50  PRINT C; 
60  A = B
70  B = C

This produced the expected result.

Because the BASIC is more or less a direct rip from the CoCo BASIC, I found it useful to use Brad Grier’s HTML5 port of the “Mocha” CoCo emulator to test and debug my programs before firing up the real board.

Something More Complex

There are a large number of BASIC Mandelbrot fractal demos out there, mostly to benchmark the performance of the computers running them. I’ll tell you this: the SBC6809E is not going to win any speed records. The runtime took at least ten minutes, during which I got bored and made a sandwich. It is pretty though:

The pretty Mandelbrot set result

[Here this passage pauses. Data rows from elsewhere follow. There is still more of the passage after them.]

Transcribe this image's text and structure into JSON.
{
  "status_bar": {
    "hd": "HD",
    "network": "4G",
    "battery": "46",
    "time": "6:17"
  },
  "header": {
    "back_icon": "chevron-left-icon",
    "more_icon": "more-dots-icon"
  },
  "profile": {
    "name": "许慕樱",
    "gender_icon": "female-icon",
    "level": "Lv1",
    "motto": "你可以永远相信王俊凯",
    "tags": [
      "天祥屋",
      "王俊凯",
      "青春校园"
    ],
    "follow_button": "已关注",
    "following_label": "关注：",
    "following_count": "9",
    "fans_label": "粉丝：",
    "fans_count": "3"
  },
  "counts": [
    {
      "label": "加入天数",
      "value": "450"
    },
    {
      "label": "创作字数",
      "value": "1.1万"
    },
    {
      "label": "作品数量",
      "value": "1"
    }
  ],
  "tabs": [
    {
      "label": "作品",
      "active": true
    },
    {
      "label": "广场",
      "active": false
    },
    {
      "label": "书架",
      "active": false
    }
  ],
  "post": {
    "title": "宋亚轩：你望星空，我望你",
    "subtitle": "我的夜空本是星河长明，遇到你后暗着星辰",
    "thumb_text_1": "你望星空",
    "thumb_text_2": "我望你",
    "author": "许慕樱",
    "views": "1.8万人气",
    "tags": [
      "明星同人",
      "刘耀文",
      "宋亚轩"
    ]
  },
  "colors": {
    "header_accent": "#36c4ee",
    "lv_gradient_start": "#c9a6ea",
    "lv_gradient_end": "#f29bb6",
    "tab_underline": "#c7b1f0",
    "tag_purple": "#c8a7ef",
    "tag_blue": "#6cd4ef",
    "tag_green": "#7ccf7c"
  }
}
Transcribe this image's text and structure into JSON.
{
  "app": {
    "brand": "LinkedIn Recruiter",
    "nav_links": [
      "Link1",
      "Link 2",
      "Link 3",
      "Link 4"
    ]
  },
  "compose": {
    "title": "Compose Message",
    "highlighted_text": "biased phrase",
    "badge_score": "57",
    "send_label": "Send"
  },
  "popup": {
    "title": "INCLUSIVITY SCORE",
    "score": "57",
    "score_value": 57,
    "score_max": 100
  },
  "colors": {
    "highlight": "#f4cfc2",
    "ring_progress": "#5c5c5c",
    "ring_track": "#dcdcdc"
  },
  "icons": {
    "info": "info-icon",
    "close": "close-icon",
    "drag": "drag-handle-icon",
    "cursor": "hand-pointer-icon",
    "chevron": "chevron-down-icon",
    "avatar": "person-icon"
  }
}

That program is relatively straightforward:

10 FOR Y=-12 TO 12
20 FOR X=-39 TO 39
30 CA=X*0.0458
40 CB= Y*0.08333
50 A=CA
60 B=CB
70 FOR I=0 TO 15
80 T=A*A-B*B+CA
90 B=2*A*B+CB
100 A=T
110 IF (A*A+B*B)>4 THEN GOTO 200
120 NEXT I
130 PRINT " ";
140 GOTO 210
200 IF I>9 THEN I=I+7
205 PRINT CHR$(48+I);
210 NEXT X
230 NEXT Y

Conclusion and Next Steps

The SBC6809E board is great, and I am very grateful to CDP for sending me one, and to vintagechips for having designed it in the first place. If you have a spare MC6883 lying around, I can recommend building it.

The SBC6809E is sitting on some M3 hex-head screws used for spacers.

Like any computer, I can’t leave well enough alone now that it works. I think there are a few good next steps for this board. Obviously, an external data interface that’s more than just “paste program code into TeraTerm” would be nice. Likely that would look like cassette tape, but if an expansion interface board is designed, it could even include something like SPI for talking to an SD card.

Using the CoCo’s MC6883 only for memory management is not an optimal use for that part, so I believe it would be very, very cool to create a secondary video sub-board that plugs into the socket. That board could provide a 6847 and some composite video output for this system, making a sort of half-CoCo with TV output. I’m not sure what that would require, but I’m interested in finding out.

There is room for lots more stuff on the ROM, and maybe even a ROM switcher. Perhaps it is finally time to write a 6809 Forth?

Fault Summary

None of these are the fault of the board – they are all caused by me!

Fault Remedy Caveats
No reset signal on 6809E Re-flash PIC using Windows XGecu Still no idea what went wrong with minipro
MC6883 gets hot, no startup Replace 2 bad KM4164 DRAMs